ESPN 2017


 
Bladder diverticula caused by Occipital horn syndrome-a case-report
IVA PALCIC 1 ANDREA CVITKOVIC ROIC 1 GORAN ROIC 2 GORAN KRAKAR 3 ALEMKA JAKLIN KEKEZ 1

1- POLYCLINIC FOR PEDIATRIC DISEASE HELENA
2- CHILDRENĀ“S HOSPITAL ZAGREB
3- POLYCLINIC FOR PEDIATRIC DISEASE SABOL
 
Introduction:

Occipital horn syndrome is an X-linked recessive connective tissue disorder caused by a deficiency in the transport of copper. The disorder is considered a milder variant of Menkes disease, associated with mutations in the ATP7A gene. Children may present with features such as intractable diarrhea, bladder diverticula or recurrent UTI. Motor development is delayed due to muscle hypotonia. Inguinal hernia is common. Arterial aneurysms have also been described.  Deformations in the skeleton are present. Diagnosis is based on the clinical features and confirmed by identification of a mutation in the ATP7A gene. Radiography shows characteristic occipital horns which are symmetric exostoses protruding from the occipital bone.

Material and methods:

 We present a 6,5  year old boy with Occipital horn syndrome who has a large bladder diverticula.

Results:

A 14 month-old boy was addmited with macrohaematuria and recurrent UTI. He presented at birth with poor muscle tone and  fracture of the occipital bone. The patient was hypotrofic and hypotonic with delayed psyhomotoric development.  His ultrasound examination revealed massive bladder diverticula, which was confirmd by VCUG. The urodynamics was normal. In laboratory findings low cooper and ceruloplasmin were found. Genetic analysis showed mutation of ATP7A gene (duplication in exons 11 and 12) and diagnosis of Occipital horn syndrom was made.

During the follow-up the diverticula did not empty propertly and boy suffered numerous UTI despite prophylactic antibiotic. At the beginning clean intermitent cateterisation was helpfull. But as the infection continued  and new diverticula appeared, he underwent cystostoma and now he has been free of infection for a six months.

Conclusions:

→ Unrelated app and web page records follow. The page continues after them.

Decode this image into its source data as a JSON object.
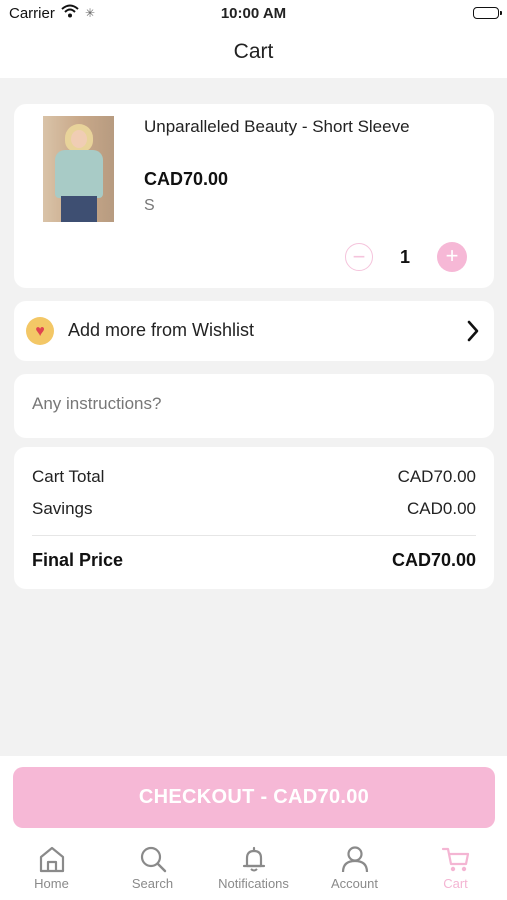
{
  "status_bar": {
    "carrier": "Carrier",
    "time": "10:00 AM"
  },
  "nav": {
    "title": "Cart"
  },
  "cart_item": {
    "name": "Unparalleled Beauty - Short Sleeve",
    "price": "CAD70.00",
    "size": "S",
    "quantity": "1",
    "minus_symbol": "−",
    "plus_symbol": "+"
  },
  "wishlist": {
    "label": "Add more from Wishlist",
    "icon": "heart-icon"
  },
  "instructions": {
    "placeholder": "Any instructions?",
    "value": ""
  },
  "summary": {
    "cart_total_label": "Cart Total",
    "cart_total_value": "CAD70.00",
    "savings_label": "Savings",
    "savings_value": "CAD0.00",
    "final_label": "Final Price",
    "final_value": "CAD70.00"
  },
  "checkout": {
    "label": "CHECKOUT - CAD70.00"
  },
  "tabs": [
    {
      "label": "Home",
      "icon": "home-icon"
    },
    {
      "label": "Search",
      "icon": "search-icon"
    },
    {
      "label": "Notifications",
      "icon": "bell-icon"
    },
    {
      "label": "Account",
      "icon": "user-icon"
    },
    {
      "label": "Cart",
      "icon": "cart-icon",
      "active": true
    }
  ],
  "colors": {
    "accent_pink": "#f6b8d6",
    "background": "#f2f2f2",
    "wishlist_badge": "#f3c766"
  }
}
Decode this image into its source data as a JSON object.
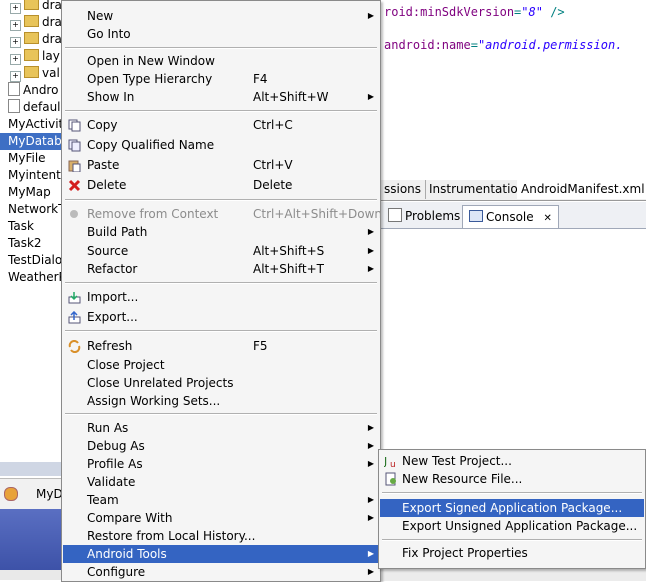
{
  "explorer": {
    "rows": [
      {
        "label": "drawable-hdpi",
        "kind": "folder"
      },
      {
        "label": "dra",
        "kind": "folder"
      },
      {
        "label": "dra",
        "kind": "folder"
      },
      {
        "label": "lay",
        "kind": "folder"
      },
      {
        "label": "val",
        "kind": "folder"
      },
      {
        "label": "Andro",
        "kind": "file"
      },
      {
        "label": "defaul",
        "kind": "file"
      },
      {
        "label": "MyActivit",
        "kind": "project"
      },
      {
        "label": "MyDataba",
        "kind": "project",
        "selected": true
      },
      {
        "label": "MyFile",
        "kind": "project"
      },
      {
        "label": "Myintent",
        "kind": "project"
      },
      {
        "label": "MyMap",
        "kind": "project"
      },
      {
        "label": "NetworkT",
        "kind": "project"
      },
      {
        "label": "Task",
        "kind": "project"
      },
      {
        "label": "Task2",
        "kind": "project"
      },
      {
        "label": "TestDialo",
        "kind": "project"
      },
      {
        "label": "WeatherP",
        "kind": "project"
      }
    ],
    "bottom_tab_label": "MyD"
  },
  "editor": {
    "line1": {
      "attr": "roid:minSdkVersion",
      "eq": "=",
      "str": "\"8\"",
      "end": " />"
    },
    "line2": {
      "attr": "android:name",
      "eq": "=",
      "str": "\"android.permission."
    },
    "tabs": [
      "ssions",
      "Instrumentation",
      "AndroidManifest.xml"
    ]
  },
  "views": {
    "problems": "Problems",
    "console": "Console",
    "close_glyph": "✕"
  },
  "menu": {
    "items": [
      {
        "label": "New",
        "arrow": true
      },
      {
        "label": "Go Into"
      },
      {
        "sep": true
      },
      {
        "label": "Open in New Window"
      },
      {
        "label": "Open Type Hierarchy",
        "accel": "F4"
      },
      {
        "label": "Show In",
        "accel": "Alt+Shift+W",
        "arrow": true
      },
      {
        "sep": true
      },
      {
        "label": "Copy",
        "accel": "Ctrl+C",
        "icon": "copy-icon"
      },
      {
        "label": "Copy Qualified Name",
        "icon": "copy-qualified-icon"
      },
      {
        "label": "Paste",
        "accel": "Ctrl+V",
        "icon": "paste-icon"
      },
      {
        "label": "Delete",
        "accel": "Delete",
        "icon": "delete-icon"
      },
      {
        "sep": true
      },
      {
        "label": "Remove from Context",
        "accel": "Ctrl+Alt+Shift+Down",
        "disabled": true,
        "icon": "remove-context-icon"
      },
      {
        "label": "Build Path",
        "arrow": true
      },
      {
        "label": "Source",
        "accel": "Alt+Shift+S",
        "arrow": true
      },
      {
        "label": "Refactor",
        "accel": "Alt+Shift+T",
        "arrow": true
      },
      {
        "sep": true
      },
      {
        "label": "Import...",
        "icon": "import-icon"
      },
      {
        "label": "Export...",
        "icon": "export-icon"
      },
      {
        "sep": true
      },
      {
        "label": "Refresh",
        "accel": "F5",
        "icon": "refresh-icon"
      },
      {
        "label": "Close Project"
      },
      {
        "label": "Close Unrelated Projects"
      },
      {
        "label": "Assign Working Sets..."
      },
      {
        "sep": true
      },
      {
        "label": "Run As",
        "arrow": true
      },
      {
        "label": "Debug As",
        "arrow": true
      },
      {
        "label": "Profile As",
        "arrow": true
      },
      {
        "label": "Validate"
      },
      {
        "label": "Team",
        "arrow": true
      },
      {
        "label": "Compare With",
        "arrow": true
      },
      {
        "label": "Restore from Local History..."
      },
      {
        "label": "Android Tools",
        "arrow": true,
        "highlighted": true
      },
      {
        "label": "Configure",
        "arrow": true
      }
    ]
  },
  "submenu": {
    "items": [
      {
        "label": "New Test Project...",
        "icon": "junit-project-icon"
      },
      {
        "label": "New Resource File...",
        "icon": "resource-file-icon"
      },
      {
        "sep": true
      },
      {
        "label": "Export Signed Application Package...",
        "highlighted": true
      },
      {
        "label": "Export Unsigned Application Package..."
      },
      {
        "sep": true
      },
      {
        "label": "Fix Project Properties"
      }
    ]
  },
  "colors": {
    "highlight": "#3464c2",
    "menu_bg": "#f5f5f5",
    "delete_red": "#d42020"
  }
}
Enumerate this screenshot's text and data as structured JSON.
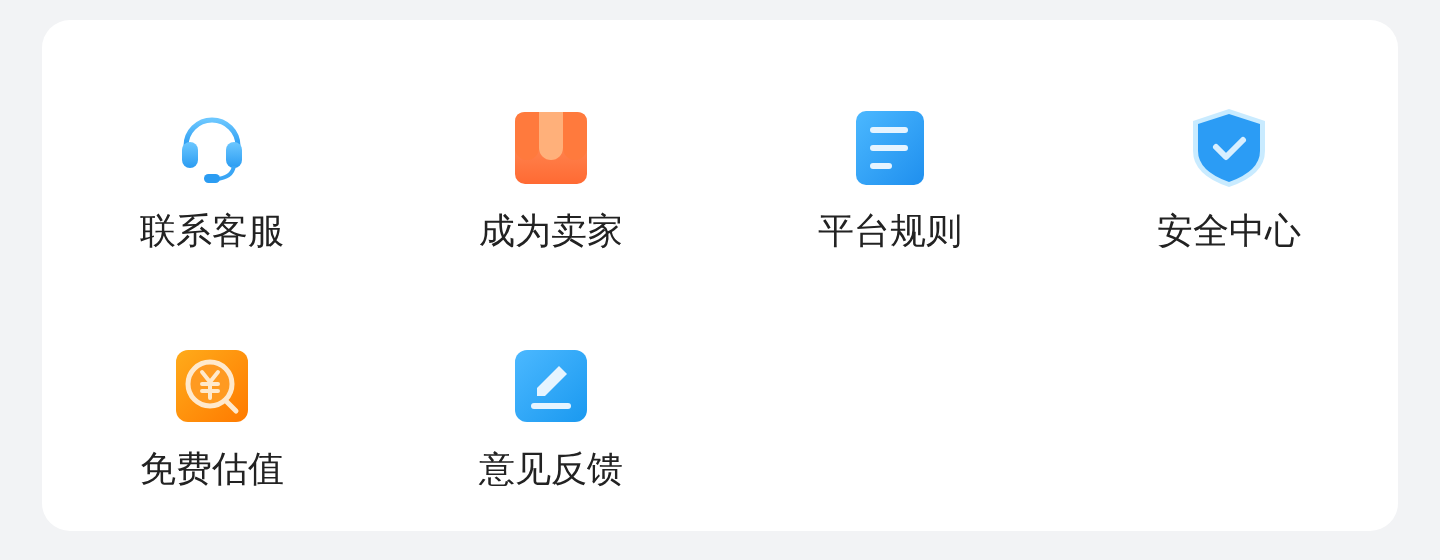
{
  "services": [
    {
      "kind": "support",
      "label": "联系客服"
    },
    {
      "kind": "seller",
      "label": "成为卖家"
    },
    {
      "kind": "rules",
      "label": "平台规则"
    },
    {
      "kind": "security",
      "label": "安全中心"
    },
    {
      "kind": "valuation",
      "label": "免费估值"
    },
    {
      "kind": "feedback",
      "label": "意见反馈"
    }
  ]
}
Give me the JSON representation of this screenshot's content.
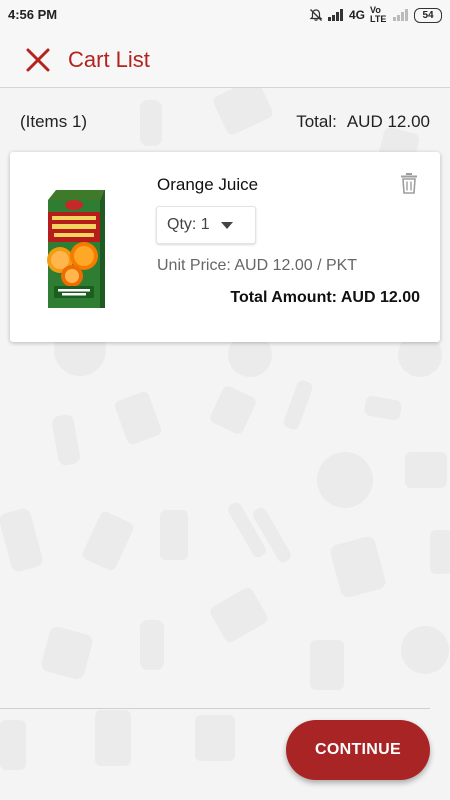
{
  "status_bar": {
    "time": "4:56 PM",
    "network": "4G",
    "carrier_label": "Vo LTE",
    "battery": "54",
    "icons": [
      "mute-icon",
      "signal-icon",
      "signal-weak-icon",
      "battery-icon"
    ]
  },
  "header": {
    "title": "Cart List",
    "close_icon": "close-icon"
  },
  "summary": {
    "items_label": "(Items 1)",
    "total_label": "Total:",
    "total_value": "AUD 12.00"
  },
  "cart_items": [
    {
      "name": "Orange Juice",
      "qty_label": "Qty: 1",
      "unit_price": "Unit Price: AUD 12.00 / PKT",
      "total_amount": "Total Amount: AUD 12.00",
      "delete_icon": "trash-icon",
      "image": "orange-juice-carton"
    }
  ],
  "footer": {
    "continue_label": "CONTINUE"
  },
  "colors": {
    "accent": "#b3241f",
    "button": "#a92424",
    "background": "#f4f4f4",
    "card": "#ffffff"
  }
}
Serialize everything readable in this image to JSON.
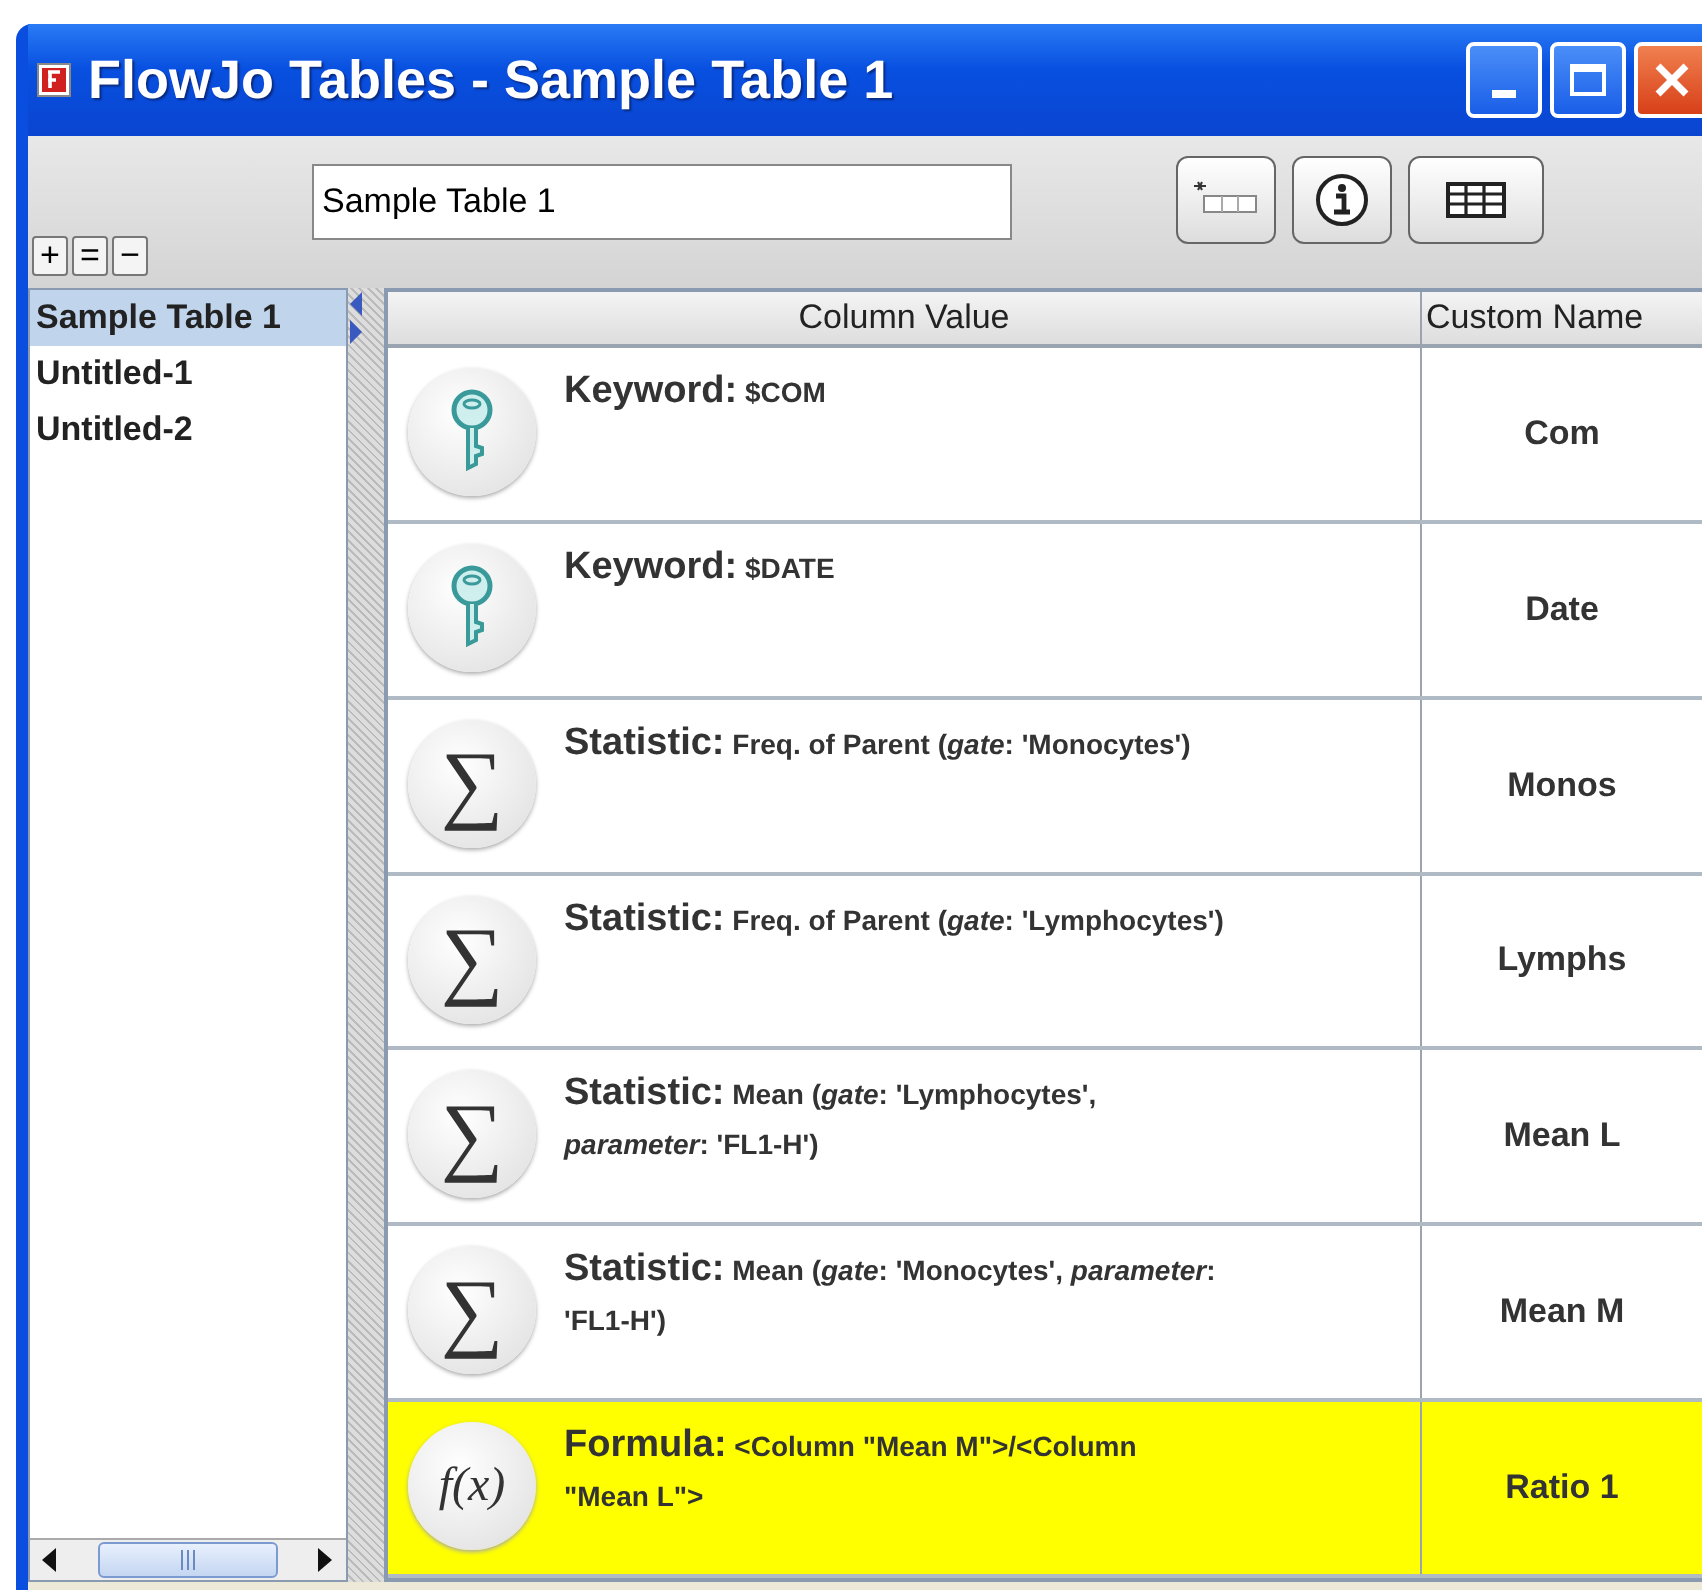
{
  "window": {
    "title": "FlowJo Tables - Sample Table 1"
  },
  "toolbar": {
    "size_buttons": [
      "+",
      "=",
      "−"
    ],
    "table_name": "Sample Table 1"
  },
  "sidebar": {
    "items": [
      {
        "label": "Sample Table 1",
        "selected": true
      },
      {
        "label": "Untitled-1",
        "selected": false
      },
      {
        "label": "Untitled-2",
        "selected": false
      }
    ]
  },
  "table": {
    "columns": [
      "Column Value",
      "Custom Name"
    ],
    "rows": [
      {
        "kind": "keyword",
        "label": "Keyword:",
        "detail": "$COM",
        "custom_name": "Com",
        "selected": false
      },
      {
        "kind": "keyword",
        "label": "Keyword:",
        "detail": "$DATE",
        "custom_name": "Date",
        "selected": false
      },
      {
        "kind": "statistic",
        "icon": "∑",
        "label": "Statistic:",
        "detail": "Freq. of Parent (*gate*: 'Monocytes')",
        "custom_name": "Monos",
        "selected": false
      },
      {
        "kind": "statistic",
        "icon": "∑",
        "label": "Statistic:",
        "detail": "Freq. of Parent (*gate*: 'Lymphocytes')",
        "custom_name": "Lymphs",
        "selected": false
      },
      {
        "kind": "statistic",
        "icon": "∑",
        "label": "Statistic:",
        "detail": "Mean (*gate*: 'Lymphocytes', *parameter*: 'FL1-H')",
        "custom_name": "Mean L",
        "selected": false
      },
      {
        "kind": "statistic",
        "icon": "∑",
        "label": "Statistic:",
        "detail": "Mean (*gate*: 'Monocytes', *parameter*: 'FL1-H')",
        "custom_name": "Mean M",
        "selected": false
      },
      {
        "kind": "formula",
        "icon": "f(x)",
        "label": "Formula:",
        "detail": "<Column \"Mean M\">/<Column \"Mean L\">",
        "custom_name": "Ratio 1",
        "selected": true
      }
    ]
  }
}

 Large bladder diverticula can be the part of underlying connective tissue disorder. Our case showed the boy with large bladder diverticula in a rare Occipital horn syndrom caused by a deficiency in the transport of copper, associated with mutations in the ATP7A gene.